Looking for love online
Like many adopters, Lee and Joyce started their search online.
It was through SPCA of the Triad that Lee learned about our companion pet adoption program for military veterans.
Lee liked what our program had to offer. She applied and was approved in January 2021, but it would be another six weeks til she fell in love with a cat named Bunny.
From foster to family
The couple decided that a kitten was out of the question – too unpredictable – and preferred to adopt a mature cat. They were struck by the online profile of a then seven year-old Siamese cat who was named Gigi at the time.
“We read about her temperament,” Lee recalls, “and she was super adorable.”
Gigi was being cared for in a foster home. Fostering is used by animal welfare organizations to relieve shelter overcrowding, to give very young, old, or sick pets a low-stress environment, or to help acclimate pets to normal household routines.
Fosters offer important insights to potential adopters about an animal’s behavior and temperament.
“The foster said the cat is great,” Lee recalls, “but she is very shy and won’t come out.”
Lee and Joyce were no less smitten with Gigi when they met her in person.
So about six weeks after Lee was approved into our program she and Gigi were adopted. And like so many newly re-homed pets, Gigi got a new name. From her adoption day forward she would be known as the cat named Bunny.
The cat is out of the bag
A few weeks after the adoption Lee was scheduled for hip surgery. The Iraq war veteran’s newest charge was a welcome and positive distraction during her convalescence.
“Getting Bunny kind of gave me something else to concentrate on,” Lee shares. “She kind of stayed out of the way during recovery. It’s almost like she knew something wasn’t right.”
Not everyone in the household was as enamored of this cat named Bunny. Latimer was perplexed about his new feline sibling after being the only pet in the home for so long.
Although dog and cat are not best friends, they are of similar size to one another. Perhaps that helps to keep the peace. Still, Latimer continues his adorable habit of “Zoom bombing” Lee during remote meetings, and lately Bunny has gotten into the act as well.
Bunny is no longer the shy cat that her former foster described. She is comfortable and confident in her new surroundings.
“Once she realized she could come out and run around, she hasn’t stopped.”
“…love me, pet me, feed me”
Now, one year after adoption, the cat named Bunny has come out of her shell and is thriving in her new home. Lee and Joyce have fallen in love with the adult cat’s affectionate personality.

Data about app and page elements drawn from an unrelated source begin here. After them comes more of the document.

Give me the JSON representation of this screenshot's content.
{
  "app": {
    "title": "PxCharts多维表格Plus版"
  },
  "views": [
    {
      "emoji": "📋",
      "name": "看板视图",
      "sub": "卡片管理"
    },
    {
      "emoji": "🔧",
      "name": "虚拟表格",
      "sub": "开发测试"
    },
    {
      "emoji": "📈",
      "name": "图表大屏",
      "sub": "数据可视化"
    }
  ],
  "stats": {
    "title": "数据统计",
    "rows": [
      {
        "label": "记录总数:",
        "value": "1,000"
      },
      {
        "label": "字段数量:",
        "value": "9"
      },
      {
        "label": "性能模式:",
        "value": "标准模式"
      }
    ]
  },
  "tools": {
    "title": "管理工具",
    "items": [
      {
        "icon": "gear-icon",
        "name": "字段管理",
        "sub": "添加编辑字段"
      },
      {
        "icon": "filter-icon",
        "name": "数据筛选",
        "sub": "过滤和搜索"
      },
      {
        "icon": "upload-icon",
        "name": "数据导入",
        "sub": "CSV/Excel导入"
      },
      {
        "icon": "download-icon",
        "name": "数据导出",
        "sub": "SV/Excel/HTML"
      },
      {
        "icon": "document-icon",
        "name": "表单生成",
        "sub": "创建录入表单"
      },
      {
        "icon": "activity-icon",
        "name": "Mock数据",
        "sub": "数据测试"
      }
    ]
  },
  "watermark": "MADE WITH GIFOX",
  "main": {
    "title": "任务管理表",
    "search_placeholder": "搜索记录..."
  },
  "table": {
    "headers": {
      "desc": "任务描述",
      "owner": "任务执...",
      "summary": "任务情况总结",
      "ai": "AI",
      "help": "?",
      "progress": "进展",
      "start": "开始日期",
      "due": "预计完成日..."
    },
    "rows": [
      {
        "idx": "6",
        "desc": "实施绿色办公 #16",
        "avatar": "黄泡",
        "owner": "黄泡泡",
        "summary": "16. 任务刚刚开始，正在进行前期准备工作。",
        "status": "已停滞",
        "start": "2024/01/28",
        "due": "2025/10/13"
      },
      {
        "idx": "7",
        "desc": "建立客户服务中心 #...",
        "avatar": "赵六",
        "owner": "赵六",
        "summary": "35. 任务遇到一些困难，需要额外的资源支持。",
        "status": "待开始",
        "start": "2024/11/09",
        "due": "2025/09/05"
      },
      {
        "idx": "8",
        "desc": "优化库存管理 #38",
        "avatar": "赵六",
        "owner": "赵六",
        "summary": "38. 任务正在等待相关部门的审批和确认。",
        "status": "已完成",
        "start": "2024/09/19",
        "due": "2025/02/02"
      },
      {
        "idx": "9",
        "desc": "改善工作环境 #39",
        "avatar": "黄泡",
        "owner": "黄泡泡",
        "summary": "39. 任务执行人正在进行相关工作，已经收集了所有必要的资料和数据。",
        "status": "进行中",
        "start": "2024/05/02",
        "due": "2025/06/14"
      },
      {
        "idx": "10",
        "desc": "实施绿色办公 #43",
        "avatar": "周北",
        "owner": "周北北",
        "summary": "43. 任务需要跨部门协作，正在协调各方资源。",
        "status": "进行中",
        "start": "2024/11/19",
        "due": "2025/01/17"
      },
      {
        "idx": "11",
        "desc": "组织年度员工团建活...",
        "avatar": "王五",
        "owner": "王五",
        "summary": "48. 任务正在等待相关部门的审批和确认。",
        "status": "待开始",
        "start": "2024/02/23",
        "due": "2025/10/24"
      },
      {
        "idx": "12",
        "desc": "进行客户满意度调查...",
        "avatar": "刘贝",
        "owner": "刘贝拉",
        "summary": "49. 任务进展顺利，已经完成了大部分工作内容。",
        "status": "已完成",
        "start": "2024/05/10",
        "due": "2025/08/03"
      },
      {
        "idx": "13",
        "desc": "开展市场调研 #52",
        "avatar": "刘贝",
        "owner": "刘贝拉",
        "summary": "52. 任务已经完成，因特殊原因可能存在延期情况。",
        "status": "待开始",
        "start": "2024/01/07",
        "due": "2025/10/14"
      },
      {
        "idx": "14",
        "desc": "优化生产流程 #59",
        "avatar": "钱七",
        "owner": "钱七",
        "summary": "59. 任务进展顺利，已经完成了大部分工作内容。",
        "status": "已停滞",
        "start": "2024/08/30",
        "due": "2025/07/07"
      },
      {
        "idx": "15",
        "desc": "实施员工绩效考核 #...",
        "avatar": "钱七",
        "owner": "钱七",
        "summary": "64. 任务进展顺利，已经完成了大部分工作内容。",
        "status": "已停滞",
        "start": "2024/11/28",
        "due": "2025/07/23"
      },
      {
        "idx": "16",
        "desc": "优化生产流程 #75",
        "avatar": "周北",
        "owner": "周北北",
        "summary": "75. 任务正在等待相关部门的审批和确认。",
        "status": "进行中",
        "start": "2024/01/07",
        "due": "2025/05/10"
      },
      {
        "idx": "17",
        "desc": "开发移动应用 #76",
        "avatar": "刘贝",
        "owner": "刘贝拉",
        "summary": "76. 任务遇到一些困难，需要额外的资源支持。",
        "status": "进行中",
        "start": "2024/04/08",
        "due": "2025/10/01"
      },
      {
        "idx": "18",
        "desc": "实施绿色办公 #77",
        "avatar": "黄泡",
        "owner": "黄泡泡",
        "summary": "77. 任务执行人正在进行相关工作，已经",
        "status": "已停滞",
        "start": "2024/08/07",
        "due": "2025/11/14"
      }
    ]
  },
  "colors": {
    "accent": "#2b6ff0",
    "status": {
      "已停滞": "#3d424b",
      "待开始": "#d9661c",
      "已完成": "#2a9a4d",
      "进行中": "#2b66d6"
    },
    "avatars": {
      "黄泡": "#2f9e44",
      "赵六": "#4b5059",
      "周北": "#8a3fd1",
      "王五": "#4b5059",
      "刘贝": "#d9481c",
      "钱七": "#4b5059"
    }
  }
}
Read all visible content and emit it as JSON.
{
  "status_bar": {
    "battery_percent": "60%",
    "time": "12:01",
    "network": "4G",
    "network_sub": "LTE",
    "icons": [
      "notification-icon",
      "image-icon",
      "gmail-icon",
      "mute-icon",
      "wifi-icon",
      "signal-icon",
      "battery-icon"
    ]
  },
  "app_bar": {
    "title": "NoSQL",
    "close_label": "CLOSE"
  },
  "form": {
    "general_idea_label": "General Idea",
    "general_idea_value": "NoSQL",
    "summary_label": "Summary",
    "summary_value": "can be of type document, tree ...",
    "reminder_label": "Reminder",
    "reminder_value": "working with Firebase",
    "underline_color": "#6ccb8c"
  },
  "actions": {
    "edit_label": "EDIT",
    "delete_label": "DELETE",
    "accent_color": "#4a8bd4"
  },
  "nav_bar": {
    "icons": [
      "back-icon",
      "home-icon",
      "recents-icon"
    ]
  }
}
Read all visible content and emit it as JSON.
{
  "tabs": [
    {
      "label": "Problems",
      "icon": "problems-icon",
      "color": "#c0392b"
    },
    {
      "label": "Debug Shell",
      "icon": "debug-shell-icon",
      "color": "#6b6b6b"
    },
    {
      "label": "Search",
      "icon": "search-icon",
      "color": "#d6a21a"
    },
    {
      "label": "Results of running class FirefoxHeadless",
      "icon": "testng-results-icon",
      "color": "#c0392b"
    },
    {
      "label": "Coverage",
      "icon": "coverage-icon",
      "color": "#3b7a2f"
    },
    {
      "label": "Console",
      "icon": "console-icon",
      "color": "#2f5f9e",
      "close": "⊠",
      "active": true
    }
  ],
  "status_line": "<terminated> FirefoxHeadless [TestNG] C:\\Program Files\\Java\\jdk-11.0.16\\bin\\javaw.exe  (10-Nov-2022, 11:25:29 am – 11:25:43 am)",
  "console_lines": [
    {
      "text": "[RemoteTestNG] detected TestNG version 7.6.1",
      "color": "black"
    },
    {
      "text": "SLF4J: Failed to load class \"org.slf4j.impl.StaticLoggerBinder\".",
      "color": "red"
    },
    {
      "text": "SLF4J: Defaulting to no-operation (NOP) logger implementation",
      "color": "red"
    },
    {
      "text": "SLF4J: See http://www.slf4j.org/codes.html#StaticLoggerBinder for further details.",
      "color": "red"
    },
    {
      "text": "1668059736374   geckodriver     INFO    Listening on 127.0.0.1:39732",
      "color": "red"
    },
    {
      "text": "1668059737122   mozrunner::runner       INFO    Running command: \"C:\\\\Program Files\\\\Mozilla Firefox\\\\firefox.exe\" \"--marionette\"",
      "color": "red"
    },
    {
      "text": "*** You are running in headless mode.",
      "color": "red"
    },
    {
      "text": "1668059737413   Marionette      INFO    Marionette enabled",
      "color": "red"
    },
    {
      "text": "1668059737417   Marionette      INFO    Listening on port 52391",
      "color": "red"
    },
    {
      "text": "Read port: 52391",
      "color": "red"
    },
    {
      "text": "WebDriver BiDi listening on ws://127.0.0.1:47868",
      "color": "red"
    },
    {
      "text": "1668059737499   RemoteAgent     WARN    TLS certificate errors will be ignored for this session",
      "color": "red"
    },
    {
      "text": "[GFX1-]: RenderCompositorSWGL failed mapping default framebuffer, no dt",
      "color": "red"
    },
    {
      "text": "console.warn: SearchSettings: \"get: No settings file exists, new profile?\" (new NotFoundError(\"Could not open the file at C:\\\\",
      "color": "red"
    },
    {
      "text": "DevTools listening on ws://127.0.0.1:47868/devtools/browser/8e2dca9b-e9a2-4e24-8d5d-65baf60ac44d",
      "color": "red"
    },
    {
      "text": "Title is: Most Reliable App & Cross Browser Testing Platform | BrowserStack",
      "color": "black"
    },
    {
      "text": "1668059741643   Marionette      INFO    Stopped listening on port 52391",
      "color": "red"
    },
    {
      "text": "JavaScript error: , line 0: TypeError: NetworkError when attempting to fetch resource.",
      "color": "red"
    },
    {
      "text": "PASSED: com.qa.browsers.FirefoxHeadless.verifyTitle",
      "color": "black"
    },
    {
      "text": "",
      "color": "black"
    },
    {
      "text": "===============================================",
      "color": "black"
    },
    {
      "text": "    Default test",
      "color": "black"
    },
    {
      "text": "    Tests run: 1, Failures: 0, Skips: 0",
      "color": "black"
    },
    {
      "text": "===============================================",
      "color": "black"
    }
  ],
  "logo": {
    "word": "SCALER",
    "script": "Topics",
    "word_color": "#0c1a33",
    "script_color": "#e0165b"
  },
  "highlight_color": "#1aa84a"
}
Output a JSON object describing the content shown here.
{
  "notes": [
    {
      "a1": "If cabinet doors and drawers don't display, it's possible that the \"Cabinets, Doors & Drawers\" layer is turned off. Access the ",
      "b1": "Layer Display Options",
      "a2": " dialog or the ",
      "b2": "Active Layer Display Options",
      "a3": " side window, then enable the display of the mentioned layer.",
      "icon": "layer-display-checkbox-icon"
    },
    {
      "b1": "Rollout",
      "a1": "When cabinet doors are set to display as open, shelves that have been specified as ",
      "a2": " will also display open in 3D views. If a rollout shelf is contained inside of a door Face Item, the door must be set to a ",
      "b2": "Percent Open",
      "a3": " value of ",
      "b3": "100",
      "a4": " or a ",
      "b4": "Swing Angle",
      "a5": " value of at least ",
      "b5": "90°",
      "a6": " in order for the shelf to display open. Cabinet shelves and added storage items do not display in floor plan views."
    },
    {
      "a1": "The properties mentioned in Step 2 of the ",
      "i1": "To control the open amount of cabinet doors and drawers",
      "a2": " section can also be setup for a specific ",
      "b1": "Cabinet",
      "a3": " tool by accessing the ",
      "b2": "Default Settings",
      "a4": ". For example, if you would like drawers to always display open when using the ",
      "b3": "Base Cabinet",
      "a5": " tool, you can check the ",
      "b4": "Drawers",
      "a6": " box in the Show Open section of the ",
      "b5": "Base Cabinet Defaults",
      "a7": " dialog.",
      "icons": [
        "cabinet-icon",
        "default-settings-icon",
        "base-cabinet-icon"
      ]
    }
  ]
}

“She is just so calm,” Lee says. “She is just like ‘love me, pet me, feed me, give me treats.’”
In fact, Bunny is so attached to her adopted family that sometimes Lee and Joyce have trouble managing her boundaries.
“I’ll wake up in the middle of the night and she will try to sleep on top of me,” Lee shares. “She will snuggle right on top of the down comforter and I am sweating, please stop.”
Still, every relationship in life involves some degree of compromise. The Iraq war veteran accepts Bunny’s need for extreme closeness because she loves her, and the friendly feline brings a certain tranquility into her home.
“She is just really, really one of the most calm animals I’ve ever had.”
“…doing the Lord’s work”
Lee is grateful to Pets for Patriots for bringing Bunny into her life even though she was not sure she was ready for a cat at the time.
The Army veteran appreciates the ease of applying to our program and the various support we provide to every single adopter. She adds that our partners SPCA of the Triad were easy to work with as well.
Adopting a pet – versus buying one – is important to Lee. She especially appreciates our focus on the most overlooked, undervalued shelter animals who face fewer prospects for adoption.
“You’re putting older animals and special needs animals in homes with veterans who need companionship.”
Lee feels strongly enough to advocate pet adoption to other veterans. She encourages them to learn about our organization and our many successes uplifting the lives of veterans and shelter animals.
“I keep telling my vet friends, if you want a pet, check out Pets for Patriots,” she says. “[They] are doing the Lord’s work.”